The Regional Maritime University (RMU), formerly the Regional Maritime Academy (RMA), has been inaugurated by President J.A. Kufuor.
The university will train quality personnel for the maritime industry in West and Central Africa.
With its new status, the RMU, jointly owned and funded by Ghana, Cameroun, The Gambia, Liberia and Sierra Leone, now runs Bachelor of Science degree programmes in Maritime Engineering, Electricals and Electronics, Ports and Shipping Administration, as well as Nautical Science.
Pronouncing the birth of the university in Tema, President Kufuor underscored the need for highly trained personnel to manage the maritime industry in the West and Central African sub-regions and said many marine disasters in the sub-regions, could be averted if vessels were manned by personnel with the needed expertise.

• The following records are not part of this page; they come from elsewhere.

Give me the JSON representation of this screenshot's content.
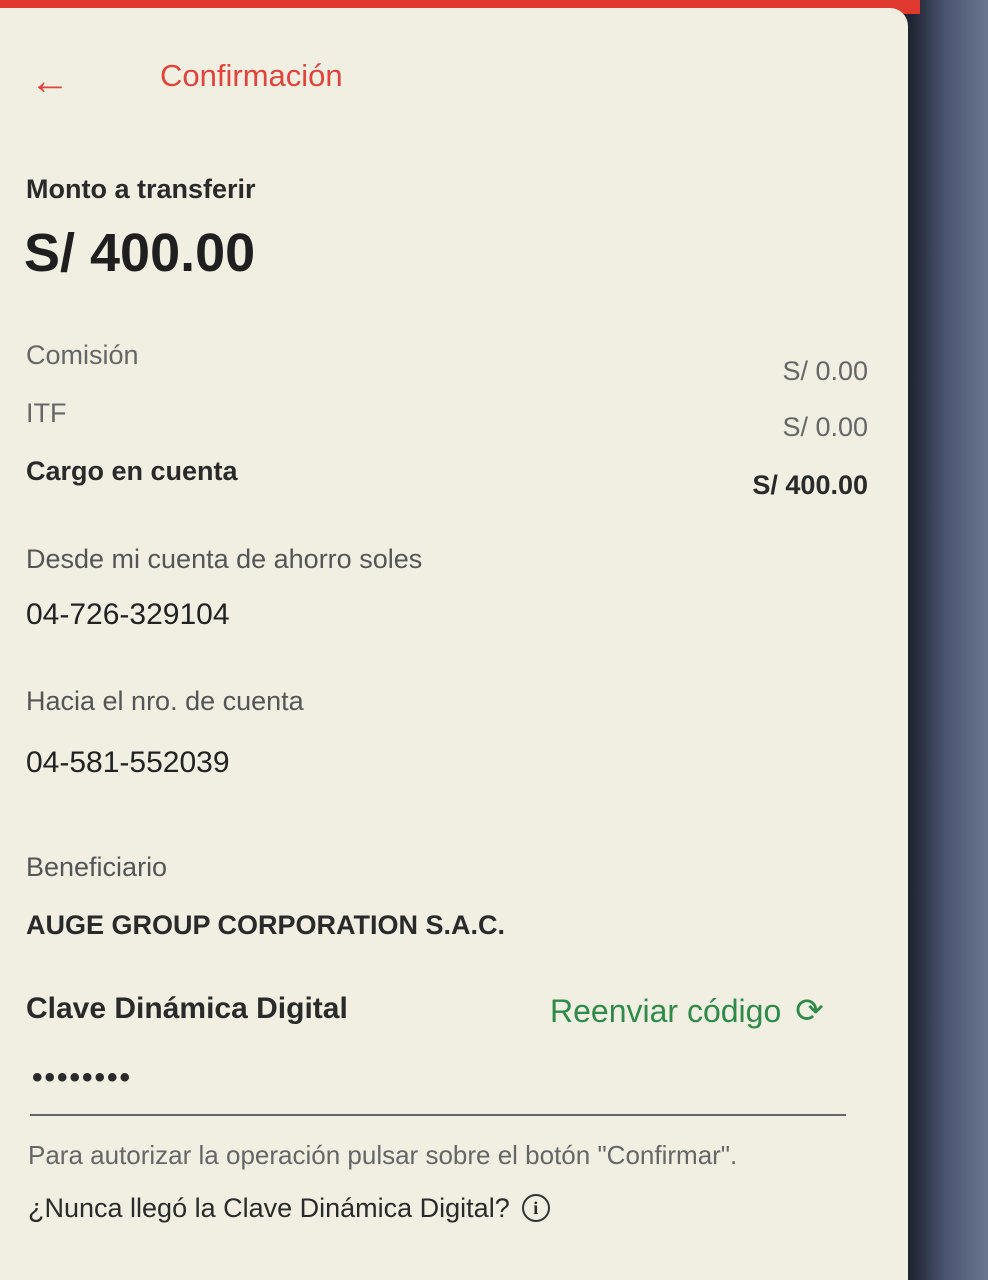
{
  "header": {
    "title": "Confirmación"
  },
  "transfer": {
    "label": "Monto a transferir",
    "amount": "S/ 400.00"
  },
  "charges": {
    "commission_label": "Comisión",
    "commission_value": "S/ 0.00",
    "itf_label": "ITF",
    "itf_value": "S/ 0.00",
    "total_label": "Cargo en cuenta",
    "total_value": "S/ 400.00"
  },
  "from": {
    "label": "Desde mi cuenta de ahorro soles",
    "account": "04-726-329104"
  },
  "to": {
    "label": "Hacia el nro. de cuenta",
    "account": "04-581-552039"
  },
  "beneficiary": {
    "label": "Beneficiario",
    "name": "AUGE GROUP CORPORATION S.A.C."
  },
  "dynamic_key": {
    "label": "Clave Dinámica Digital",
    "resend": "Reenviar código",
    "masked_value": "••••••••"
  },
  "help_text": "Para autorizar la operación pulsar sobre el botón \"Confirmar\".",
  "never_received": "¿Nunca llegó la Clave Dinámica Digital?",
  "colors": {
    "accent": "#e0443c",
    "link": "#2f8a4a"
  },
  "icons": {
    "back": "arrow-left-icon",
    "resend": "refresh-icon",
    "info": "info-icon"
  }
}
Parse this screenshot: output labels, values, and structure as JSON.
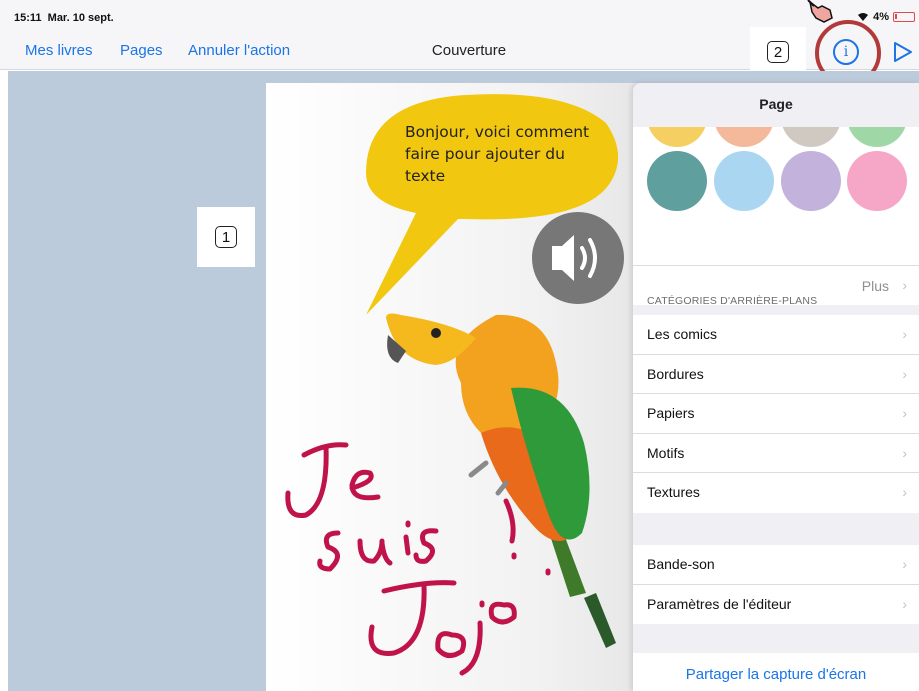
{
  "status_bar": {
    "time": "15:11",
    "date": "Mar. 10 sept.",
    "battery": "4%"
  },
  "nav": {
    "back_label": "Mes livres",
    "pages_label": "Pages",
    "undo_label": "Annuler l'action",
    "title": "Couverture",
    "info_icon": "info-icon",
    "play_icon": "play-icon"
  },
  "annotations": {
    "step1": "1",
    "step2": "2"
  },
  "page": {
    "bubble_text": "Bonjour, voici comment faire pour ajouter du texte",
    "handwriting": "Je suis Jojo !",
    "sound_icon": "speaker-icon"
  },
  "panel": {
    "title": "Page",
    "colors": [
      "#f6cf63",
      "#f4b99a",
      "#cfc9c1",
      "#9fd8a6",
      "#5f9f9e",
      "#aad6f1",
      "#c3b2dc",
      "#f6a6c7"
    ],
    "more_label": "Plus",
    "section_title": "CATÉGORIES D'ARRIÈRE-PLANS",
    "categories": [
      "Les comics",
      "Bordures",
      "Papiers",
      "Motifs",
      "Textures"
    ],
    "other_items": [
      "Bande-son",
      "Paramètres de l'éditeur"
    ],
    "share_label": "Partager la capture d'écran"
  }
}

President Kufuor said the development of offshore fisheries and oil, as well as the fight against narcotics and other forms of illegal trade, was one of the challenges which required highly trained personnel to overcome.

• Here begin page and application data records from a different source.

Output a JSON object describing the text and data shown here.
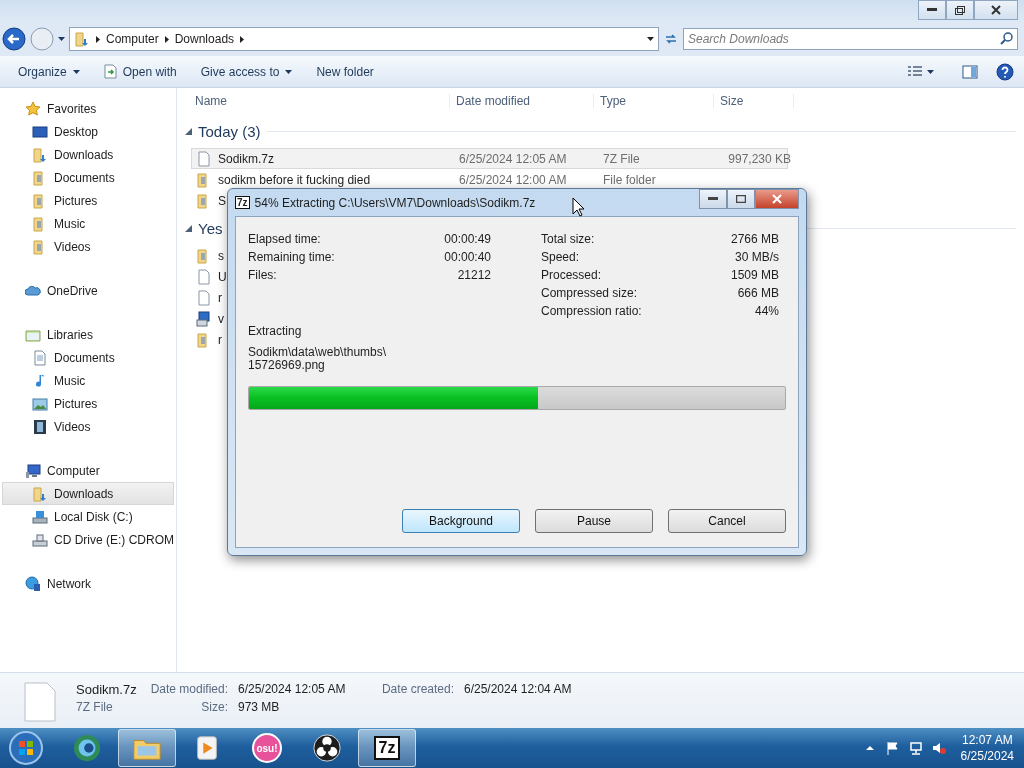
{
  "address_bar": {
    "path": [
      "Computer",
      "Downloads"
    ]
  },
  "search": {
    "placeholder": "Search Downloads"
  },
  "toolbar": [
    {
      "label": "Organize",
      "kind": "menu"
    },
    {
      "label": "Open with",
      "kind": "icon"
    },
    {
      "label": "Give access to",
      "kind": "menu"
    },
    {
      "label": "New folder",
      "kind": "plain"
    }
  ],
  "nav_pane": [
    {
      "label": "Favorites",
      "kind": "star",
      "selected": false,
      "children": [
        {
          "label": "Desktop",
          "kind": "desktop",
          "selected": false
        },
        {
          "label": "Downloads",
          "kind": "downloads",
          "selected": false
        },
        {
          "label": "Documents",
          "kind": "folder",
          "selected": false
        },
        {
          "label": "Pictures",
          "kind": "folder",
          "selected": false
        },
        {
          "label": "Music",
          "kind": "folder",
          "selected": false
        },
        {
          "label": "Videos",
          "kind": "folder",
          "selected": false
        }
      ]
    },
    {
      "label": "OneDrive",
      "kind": "cloud",
      "selected": false
    },
    {
      "label": "Libraries",
      "kind": "library",
      "selected": false,
      "children": [
        {
          "label": "Documents",
          "kind": "document",
          "selected": false
        },
        {
          "label": "Music",
          "kind": "music",
          "selected": false
        },
        {
          "label": "Pictures",
          "kind": "picture-lib",
          "selected": false
        },
        {
          "label": "Videos",
          "kind": "film",
          "selected": false
        }
      ]
    },
    {
      "label": "Computer",
      "kind": "computer",
      "selected": false,
      "children": [
        {
          "label": "Downloads",
          "kind": "downloads",
          "selected": true
        },
        {
          "label": "Local Disk (C:)",
          "kind": "disk",
          "selected": false
        },
        {
          "label": "CD Drive (E:) CDROM",
          "kind": "cdrom",
          "selected": false
        }
      ]
    },
    {
      "label": "Network",
      "kind": "network",
      "selected": false
    }
  ],
  "columns": [
    "Name",
    "Date modified",
    "Type",
    "Size"
  ],
  "groups": [
    {
      "label": "Today (3)",
      "expanded": true,
      "rows": [
        {
          "name": "Sodikm.7z",
          "date": "6/25/2024 12:05 AM",
          "type": "7Z File",
          "size": "997,230 KB",
          "kind": "file",
          "selected": true
        },
        {
          "name": "sodikm before it fucking died",
          "date": "6/25/2024 12:00 AM",
          "type": "File folder",
          "kind": "folder",
          "selected": false
        },
        {
          "name": "S",
          "kind": "folder",
          "selected": false
        }
      ]
    },
    {
      "label": "Yes",
      "expanded": true,
      "rows": [
        {
          "name": "s",
          "kind": "folder",
          "selected": false
        },
        {
          "name": "U",
          "kind": "file",
          "selected": false
        },
        {
          "name": "r",
          "kind": "file",
          "selected": false
        },
        {
          "name": "v",
          "kind": "setup",
          "selected": false
        },
        {
          "name": "r",
          "kind": "folder",
          "selected": false
        }
      ]
    }
  ],
  "dialog": {
    "icon_label": "7z",
    "title": "54% Extracting C:\\Users\\VM7\\Downloads\\Sodikm.7z",
    "stats_left": [
      {
        "label": "Elapsed time:",
        "value": "00:00:49"
      },
      {
        "label": "Remaining time:",
        "value": "00:00:40"
      },
      {
        "label": "Files:",
        "value": "21212"
      }
    ],
    "stats_right": [
      {
        "label": "Total size:",
        "value": "2766 MB"
      },
      {
        "label": "Speed:",
        "value": "30 MB/s"
      },
      {
        "label": "Processed:",
        "value": "1509 MB"
      },
      {
        "label": "Compressed size:",
        "value": "666 MB"
      },
      {
        "label": "Compression ratio:",
        "value": "44%"
      }
    ],
    "status": "Extracting",
    "current_file": [
      "Sodikm\\data\\web\\thumbs\\",
      "15726969.png"
    ],
    "progress": {
      "level": 0.54
    },
    "buttons": [
      {
        "label": "Background",
        "default": true
      },
      {
        "label": "Pause",
        "default": false
      },
      {
        "label": "Cancel",
        "default": false
      }
    ]
  },
  "details": {
    "name": "Sodikm.7z",
    "type": "7Z File",
    "fields": [
      {
        "label": "Date modified:",
        "value": "6/25/2024 12:05 AM"
      },
      {
        "label": "Date created:",
        "value": "6/25/2024 12:04 AM"
      },
      {
        "label": "Size:",
        "value": "973 MB"
      }
    ]
  },
  "taskbar": {
    "apps": [
      {
        "kind": "browser",
        "active": false
      },
      {
        "kind": "explorer",
        "active": true
      },
      {
        "kind": "media",
        "active": false
      },
      {
        "kind": "osu",
        "label": "osu!",
        "active": false
      },
      {
        "kind": "obs",
        "active": false
      },
      {
        "kind": "sevenzip",
        "label": "7z",
        "active": true
      }
    ],
    "clock": {
      "time": "12:07 AM",
      "date": "6/25/2024"
    }
  }
}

He asked the university to maintain its quality standards and paid tribute to its alumni, some of whom are occupying very key positions across the globe.
The Minister of Ports, Harbours and Railways, Professor Christopher Ameyaw-Akumfi, said although the RMA was established by five member states of the Maritime Organisation of West and Central Africa (MOWCA), a larger number of the students of the academy were from non-member states such as Nigeria, Ethiopia, Congo, Tanzania, Benin, Togo, Madagascar and Cote d'Ivoire.
Professor Ameyaw-Akumfi said the introduction of the degree programmes demanded structural changes in the academy to bring it in line with the structures of a conventional university as much as possible, while taking into account the academy's peculiar status and character as a regional para-military tertiary institution belonging to five sovereign states.
He said the institution had been admitted onto the list of beneficiaries of the Ghana Education Trust Fund (GETFund) and indicated that with such a status, the university would soon be presented with a 400-room hostel.
Justifying the existence of the university, Captain Aaron Obeng Turkson, Rector of the RMU, said the university was relevant because the economies of most countries in West and Central Africa, were dependent on maritime transport which could also serve as a vehicle for integration.
Recognising the quality and relevance of its programmes, Captain Turkson said, the RMU had become the institution of choice for many students who would want to pursue maritime education and training.
Story by Nehemiah Owusu Achiaw